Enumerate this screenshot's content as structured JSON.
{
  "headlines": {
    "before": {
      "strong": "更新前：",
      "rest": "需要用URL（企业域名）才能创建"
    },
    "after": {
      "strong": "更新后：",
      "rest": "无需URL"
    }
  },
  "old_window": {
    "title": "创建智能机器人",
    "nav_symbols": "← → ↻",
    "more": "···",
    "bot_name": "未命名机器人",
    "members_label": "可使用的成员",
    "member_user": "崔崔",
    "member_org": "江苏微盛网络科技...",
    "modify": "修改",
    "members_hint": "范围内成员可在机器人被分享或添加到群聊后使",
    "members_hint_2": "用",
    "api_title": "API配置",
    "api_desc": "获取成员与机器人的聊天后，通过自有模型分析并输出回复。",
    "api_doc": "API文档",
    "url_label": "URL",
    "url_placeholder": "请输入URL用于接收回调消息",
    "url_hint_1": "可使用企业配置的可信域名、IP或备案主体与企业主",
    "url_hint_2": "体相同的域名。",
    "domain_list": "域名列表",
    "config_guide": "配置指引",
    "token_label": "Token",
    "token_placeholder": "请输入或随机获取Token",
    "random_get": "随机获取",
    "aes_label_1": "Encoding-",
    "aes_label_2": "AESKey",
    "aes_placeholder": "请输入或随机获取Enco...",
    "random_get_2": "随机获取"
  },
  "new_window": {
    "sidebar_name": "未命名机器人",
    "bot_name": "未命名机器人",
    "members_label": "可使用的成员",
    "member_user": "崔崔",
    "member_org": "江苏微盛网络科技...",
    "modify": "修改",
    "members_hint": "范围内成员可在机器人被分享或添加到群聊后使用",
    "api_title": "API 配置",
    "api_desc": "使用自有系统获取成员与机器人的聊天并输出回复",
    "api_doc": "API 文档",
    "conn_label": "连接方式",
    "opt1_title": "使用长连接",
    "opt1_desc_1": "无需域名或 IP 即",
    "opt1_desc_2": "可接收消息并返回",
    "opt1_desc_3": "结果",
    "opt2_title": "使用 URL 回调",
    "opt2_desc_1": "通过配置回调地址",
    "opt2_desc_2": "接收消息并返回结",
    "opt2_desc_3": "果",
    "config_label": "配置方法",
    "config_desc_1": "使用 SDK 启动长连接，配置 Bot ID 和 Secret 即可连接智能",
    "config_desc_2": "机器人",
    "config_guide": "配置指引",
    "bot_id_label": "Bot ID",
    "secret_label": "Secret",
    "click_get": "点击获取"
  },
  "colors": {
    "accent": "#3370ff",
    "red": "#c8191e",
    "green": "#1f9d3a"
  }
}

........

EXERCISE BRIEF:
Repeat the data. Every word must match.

RESPONSE FOR THIS EXERCISE:
Enumerate this screenshot's content as structured JSON.
{
  "headlines": {
    "before": {
      "strong": "更新前：",
      "rest": "需要用URL（企业域名）才能创建"
    },
    "after": {
      "strong": "更新后：",
      "rest": "无需URL"
    }
  },
  "old_window": {
    "title": "创建智能机器人",
    "nav_symbols": "← → ↻",
    "more": "···",
    "bot_name": "未命名机器人",
    "members_label": "可使用的成员",
    "member_user": "崔崔",
    "member_org": "江苏微盛网络科技...",
    "modify": "修改",
    "members_hint": "范围内成员可在机器人被分享或添加到群聊后使",
    "members_hint_2": "用",
    "api_title": "API配置",
    "api_desc": "获取成员与机器人的聊天后，通过自有模型分析并输出回复。",
    "api_doc": "API文档",
    "url_label": "URL",
    "url_placeholder": "请输入URL用于接收回调消息",
    "url_hint_1": "可使用企业配置的可信域名、IP或备案主体与企业主",
    "url_hint_2": "体相同的域名。",
    "domain_list": "域名列表",
    "config_guide": "配置指引",
    "token_label": "Token",
    "token_placeholder": "请输入或随机获取Token",
    "random_get": "随机获取",
    "aes_label_1": "Encoding-",
    "aes_label_2": "AESKey",
    "aes_placeholder": "请输入或随机获取Enco...",
    "random_get_2": "随机获取"
  },
  "new_window": {
    "sidebar_name": "未命名机器人",
    "bot_name": "未命名机器人",
    "members_label": "可使用的成员",
    "member_user": "崔崔",
    "member_org": "江苏微盛网络科技...",
    "modify": "修改",
    "members_hint": "范围内成员可在机器人被分享或添加到群聊后使用",
    "api_title": "API 配置",
    "api_desc": "使用自有系统获取成员与机器人的聊天并输出回复",
    "api_doc": "API 文档",
    "conn_label": "连接方式",
    "opt1_title": "使用长连接",
    "opt1_desc_1": "无需域名或 IP 即",
    "opt1_desc_2": "可接收消息并返回",
    "opt1_desc_3": "结果",
    "opt2_title": "使用 URL 回调",
    "opt2_desc_1": "通过配置回调地址",
    "opt2_desc_2": "接收消息并返回结",
    "opt2_desc_3": "果",
    "config_label": "配置方法",
    "config_desc_1": "使用 SDK 启动长连接，配置 Bot ID 和 Secret 即可连接智能",
    "config_desc_2": "机器人",
    "config_guide": "配置指引",
    "bot_id_label": "Bot ID",
    "secret_label": "Secret",
    "click_get": "点击获取"
  },
  "colors": {
    "accent": "#3370ff",
    "red": "#c8191e",
    "green": "#1f9d3a"
  }
}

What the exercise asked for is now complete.